Alexander McQueen’s theatrical catwalks presented a conflicted sketch of a miraculous, transformed, and beautiful body consistent with what Charles Taylor has identified as the theologically haunted condition of late-modern Romanticism.
Barbara Brown Taylor discusses the revelatory power of the body and the challenges of practicing embodied faith in a twenty-first-century context.
Recent attention to the body opens a discussion of bodily practices to which St. Paul contributes principles for Christian practice.
The experience of romance, says Kent Dunnington, is an intimation of our destiny as lovers.
In this essay, Collin Cornell interrogates the modern, disenchanted body and explores avenues for reenchantment through two biblical themes, law and powers.
Contemporary art maintains a provocative fascination with the body, and in recent years several key artists have explored the body’s place in the Christian tradition to disquieting ends.
In this essay, Jay Stringer argues that healing and addiction share the same architecture: repetition. The extent to which we turn to face our trauma and shame is the best predictor for the way our story will unfold.

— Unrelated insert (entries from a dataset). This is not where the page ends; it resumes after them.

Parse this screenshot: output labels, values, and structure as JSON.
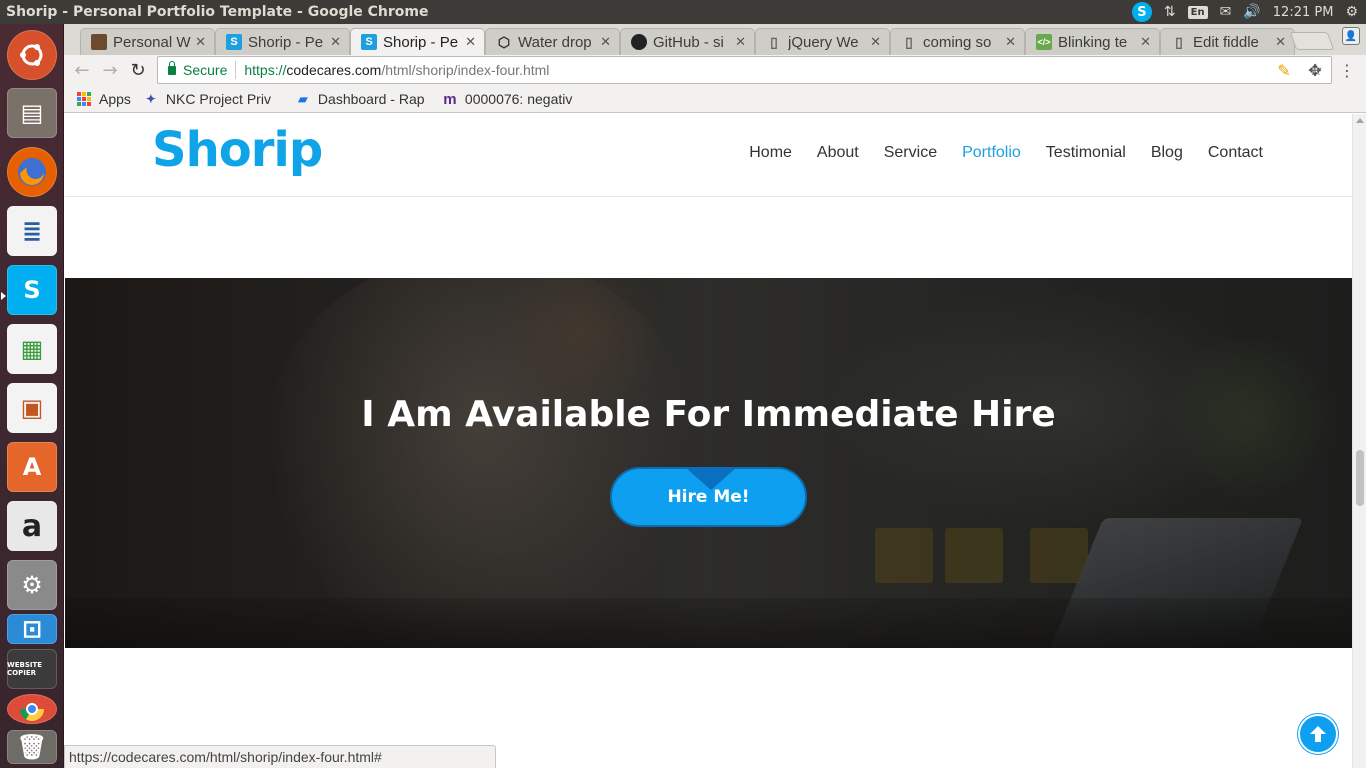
{
  "os_panel": {
    "window_title": "Shorip - Personal Portfolio Template - Google Chrome",
    "lang": "En",
    "clock": "12:21 PM",
    "icons": [
      "skype-icon",
      "network-arrows-icon",
      "mail-icon",
      "volume-icon",
      "gear-icon"
    ]
  },
  "launcher": {
    "items": [
      {
        "name": "ubuntu-dash-icon",
        "color": "#d6512b"
      },
      {
        "name": "files-icon",
        "color": "#7a7269"
      },
      {
        "name": "firefox-icon",
        "color": "#e66000"
      },
      {
        "name": "writer-icon",
        "color": "#2a5f9e"
      },
      {
        "name": "skype-icon",
        "color": "#00aff0"
      },
      {
        "name": "calc-icon",
        "color": "#3a9b3a"
      },
      {
        "name": "impress-icon",
        "color": "#c2561e"
      },
      {
        "name": "software-center-icon",
        "color": "#e4662b"
      },
      {
        "name": "amazon-icon",
        "color": "#e8e8e8"
      },
      {
        "name": "settings-icon",
        "color": "#8a8a8a"
      },
      {
        "name": "remote-desktop-icon",
        "color": "#2b8bd6"
      },
      {
        "name": "website-copier-icon",
        "color": "#555555"
      },
      {
        "name": "chrome-icon",
        "color": "#dd4b39"
      }
    ],
    "website_copier_label": "WEBSITE COPIER"
  },
  "tabs": [
    {
      "title": "Personal W",
      "icon": "personal-site-favicon",
      "icon_color": "#6b4a2e",
      "active": false
    },
    {
      "title": "Shorip - Pe",
      "icon": "shorip-favicon",
      "icon_color": "#1d9fe0",
      "active": false
    },
    {
      "title": "Shorip - Pe",
      "icon": "shorip-favicon",
      "icon_color": "#1d9fe0",
      "active": true
    },
    {
      "title": "Water drop",
      "icon": "codepen-icon",
      "icon_color": "#333333",
      "active": false
    },
    {
      "title": "GitHub - si",
      "icon": "github-icon",
      "icon_color": "#222222",
      "active": false
    },
    {
      "title": "jQuery We",
      "icon": "page-icon",
      "icon_color": "#666666",
      "active": false
    },
    {
      "title": "coming so",
      "icon": "page-icon",
      "icon_color": "#666666",
      "active": false
    },
    {
      "title": "Blinking te",
      "icon": "code-icon",
      "icon_color": "#6aa84f",
      "active": false
    },
    {
      "title": "Edit fiddle",
      "icon": "page-icon",
      "icon_color": "#666666",
      "active": false
    }
  ],
  "omnibox": {
    "secure_label": "Secure",
    "url_proto": "https://",
    "url_host": "codecares.com",
    "url_path": "/html/shorip/index-four.html"
  },
  "bookmarks": [
    {
      "label": "Apps",
      "icon": "apps-grid-icon"
    },
    {
      "label": "NKC Project Priv",
      "icon": "nkc-icon"
    },
    {
      "label": "Dashboard - Rap",
      "icon": "dashboard-icon"
    },
    {
      "label": "0000076: negativ",
      "icon": "mantis-icon"
    }
  ],
  "site": {
    "logo": "Shorip",
    "nav": [
      {
        "label": "Home",
        "active": false
      },
      {
        "label": "About",
        "active": false
      },
      {
        "label": "Service",
        "active": false
      },
      {
        "label": "Portfolio",
        "active": true
      },
      {
        "label": "Testimonial",
        "active": false
      },
      {
        "label": "Blog",
        "active": false
      },
      {
        "label": "Contact",
        "active": false
      }
    ],
    "hero_title": "I Am Available For Immediate Hire",
    "hire_button": "Hire Me!",
    "accent": "#0e9ff0"
  },
  "status_bar": {
    "text": "https://codecares.com/html/shorip/index-four.html#"
  }
}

Jocelyn Grau reviews the paintings of Justin Bower.
Julia Foote, a nineteenth-century female preacher, taught a doctrine of sanctification that refuted segregation, attended to the salvation of the whole person, and offers a pattern of embodied theological reflection for today.

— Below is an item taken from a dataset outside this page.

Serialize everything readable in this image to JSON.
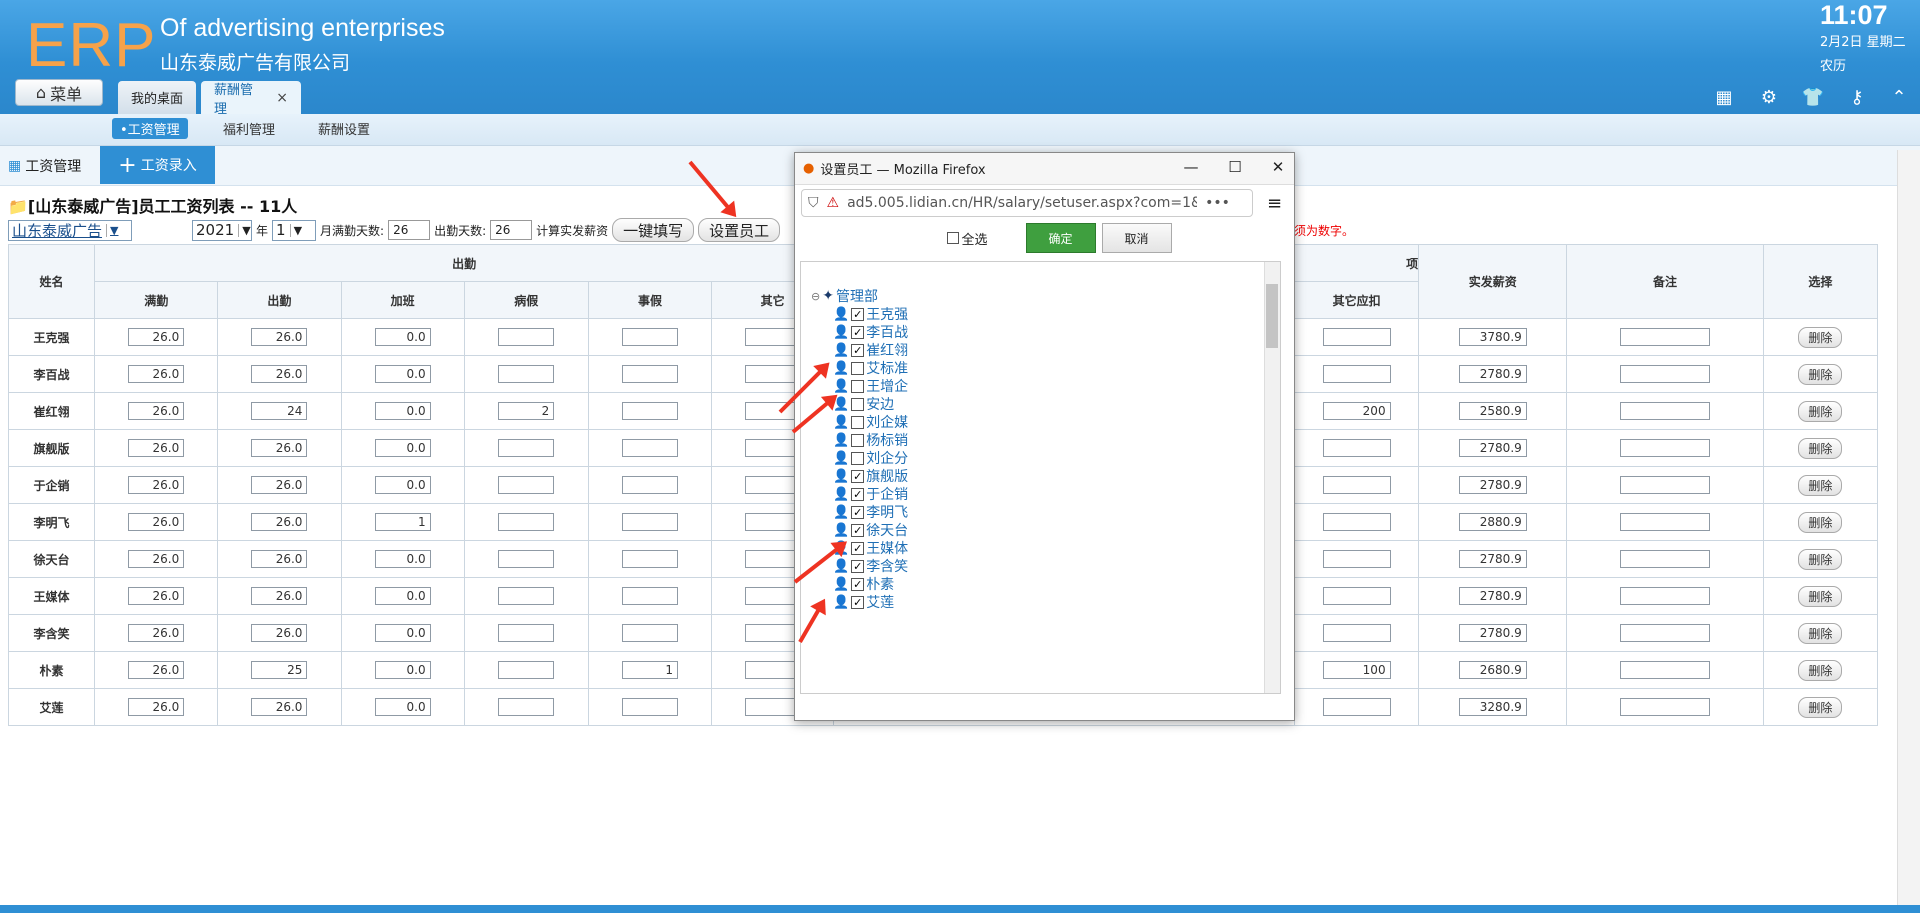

Chris Heuertz discusses how contemplative practices can help sustain activism, lead to a more holistic health, and create unlikely communities.
In the Eucharist we have a material practice that makes of us a social body, implicating all our eating and overeating.
The Embodiment of God and the Disembodied Age: How the Incarnation Informs Our Twenty-First-Century Media Practices
Although Christ’s incarnation affirms bodily life and face-to-face communication, it also compels the church to enter the incorporeal realm of cyberspace and to interact in digital environments.
A meeting with an Orthodox priest changes a woman’s understanding of the relationship between the spiritual and the physical.
An engaging blend of memoir and cultural analysis, Emily Raboteau’s Searching for Zion tells the stories of various communities in the African Diaspora as well as her own search for home in a supposedly post-racial America.
Our Praxis editor reviews a new book by John Sexton, Baseball as a Road to God.
A review of Colleen Warren’s effort to construct an incarnational theory of language from Annie Dillard’s rich four-decade corpus.
Unexpected Friends: Creating Physical and Metaphysical Space for Dialogue between the Academy and Community
An art exhibition at a church attempts to bridge the gap between the academy and community in a North Carolina university town.
Through the lens of James Baldwin’s black intellectual imagination, Quentin Tarantino’s slave revenge fantasy, Django Unchained, becomes a terrifying allegory of white progressive identity in America today.
An articulation of how Rodin’s theory of the unfinished in art is embodied in his statue “Despair.”
Since the time of the early Greeks, Western thought has tended to downplay the importance of the body. By emphasizing the existence of an eternal realm of ideal forms above and beyond the material world, we have indirectly transformed the body into little more than a vessel for our true immortal souls. We may say […]